Week in Mobile: Psychological thriller 'In Fear I Trust' is like a Lynchian TV series
When it comes to horror, we often focus too much on the gameplay. Does it have weapons? What kind of monsters will I meet crawling in the dark? Am I going to have to run and hide in lockers?
Aleksey Savchenko, the executive producer of new iOS game In Fear I Trust, kindly reminded me that not all horror is about the slimy, inhuman things that go bump in the night.
“In Fear I Trust is more of a psychological thriller than classical horror game,” Savchenko said. “Instead of things jumping at you from around the corner, In Fear I Trust frightens you by building an atmosphere that gets under your skin. It keeps you in the dark so that its forthcoming revelations will send chills through your spine.”
Ukraine-based developer Black Wing Foundation is releasing In Fear I Trust as an episodic series with publisher Chillingo. The app, which is out now, already contains the first two episodes, and the third will come out soon as an update. A fourth is planned, and there are no in-app purchases.
“One of the ideas here was to build a TV series thriller experience,” Savchenko said. “Most of the [challenges] were focused on creating a production pipeline that would allow us build episodes quickly but without losing quality and keeping it to the ‘genre.’ I think we managed this pretty well, and that’s largely thanks to the development team and their work with the Unreal Engine."
“This is mostly an exploration-type of adventure with puzzles and a story that unravels over time,” Savchenko told me. “There is a lot of story for the players to discover by themselves. Every episode hides dozens of documents, scenes, objects, videos, audio files, and surroundings that uncover a better idea of the things that happened here. Missing a few of them may completely change the perspective and perception of the story.”
Interpretations might differ, in other words, depending on how much of the full picture you put together, but there are no distinctly different endings.
“There are also a variety of puzzles that players will have to solve to move forward on the story,” he said. “Some of the more challenging puzzles aren’t necessary to finish the game, but they will reveal more about the overall story.”
Savchenko couldn’t say much about the meaning of the game's title other than that it’s connected to one of the psychological concepts introduced in the story. And he was hesitant to spill too much about the characters that dominate the two trailers. Still, I was surprised to learn that In Fear I Trust isn’t just one person’s story.
“The only thing I can say is that the characters play crucial roles. Like you said, it’s a story-heavy game, and it concentrates not only on the story of the protagonist but usually four or five stories of that are weaved into the main plot. In essence, the main storyline is comprised of smaller stories of other characters that aren’t as insignificant as they might first seem.”

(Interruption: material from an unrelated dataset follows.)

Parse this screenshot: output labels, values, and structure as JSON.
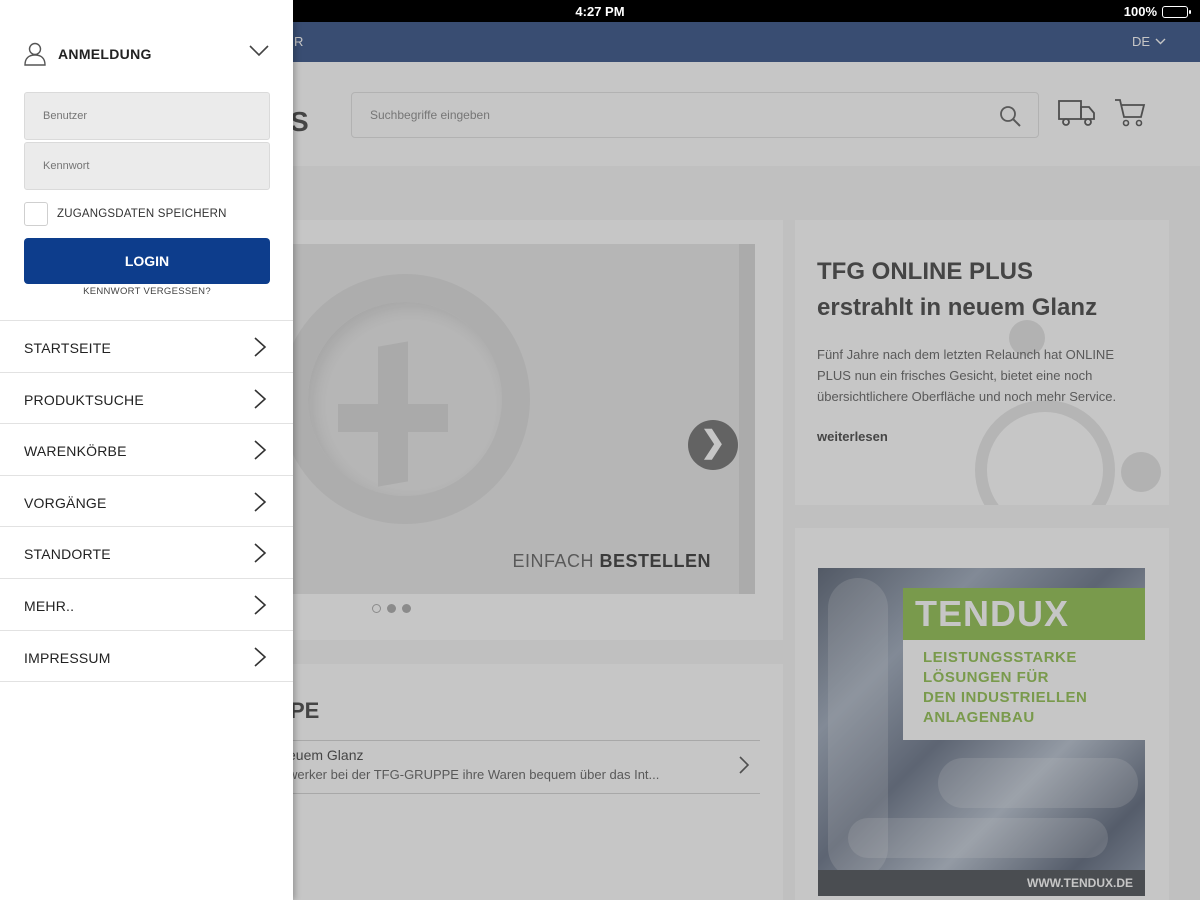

Savchenko noted that the overall quality, deepness, and attention to detail sets In Fear I Trust apart from other horror games on the market, and he hopes that the developer’s fresh approach to episodic storytelling will keep players hooked.
Scaring people on their mobile devices isn’t easy, after all.

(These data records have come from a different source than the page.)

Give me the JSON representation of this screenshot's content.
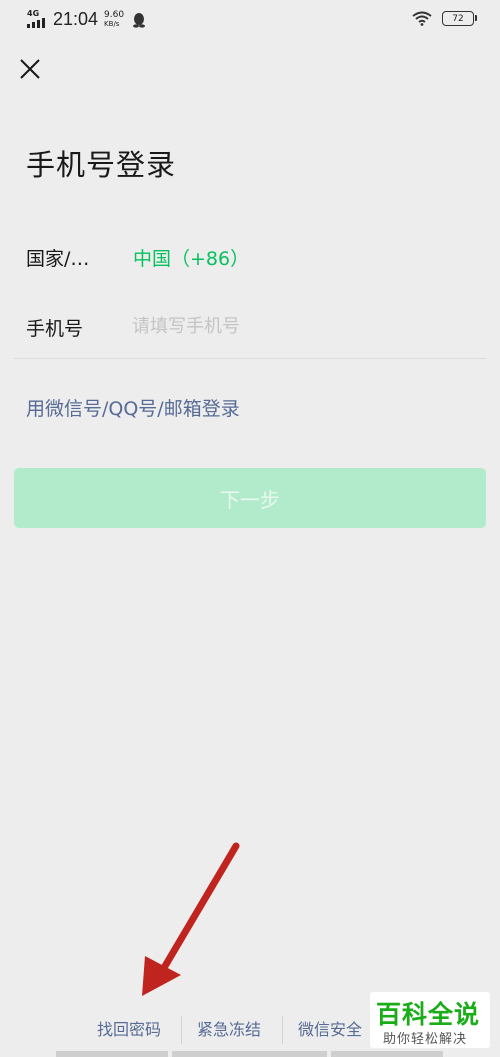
{
  "status_bar": {
    "network_type": "4G",
    "time": "21:04",
    "speed_value": "9.60",
    "speed_unit": "KB/s",
    "battery": "72"
  },
  "header": {
    "close_icon": "close-icon"
  },
  "page": {
    "title": "手机号登录",
    "country_label": "国家/…",
    "country_value": "中国（+86）",
    "phone_label": "手机号",
    "phone_placeholder": "请填写手机号",
    "alt_login": "用微信号/QQ号/邮箱登录",
    "next_button": "下一步"
  },
  "footer": {
    "links": [
      "找回密码",
      "紧急冻结",
      "微信安全"
    ]
  },
  "watermark": {
    "main": "百科全说",
    "sub": "助你轻松解决"
  },
  "colors": {
    "accent_green": "#07c160",
    "link_blue": "#576b95",
    "button_disabled": "#b1ebcb",
    "background": "#ededed"
  }
}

“We really tried to get closer to original adventure games of the 80s and 90s here and infuse them with the feeling of movies by such great directors like David Lynch or Stanley Kubrick. This whole experience is quite surreal, I think.”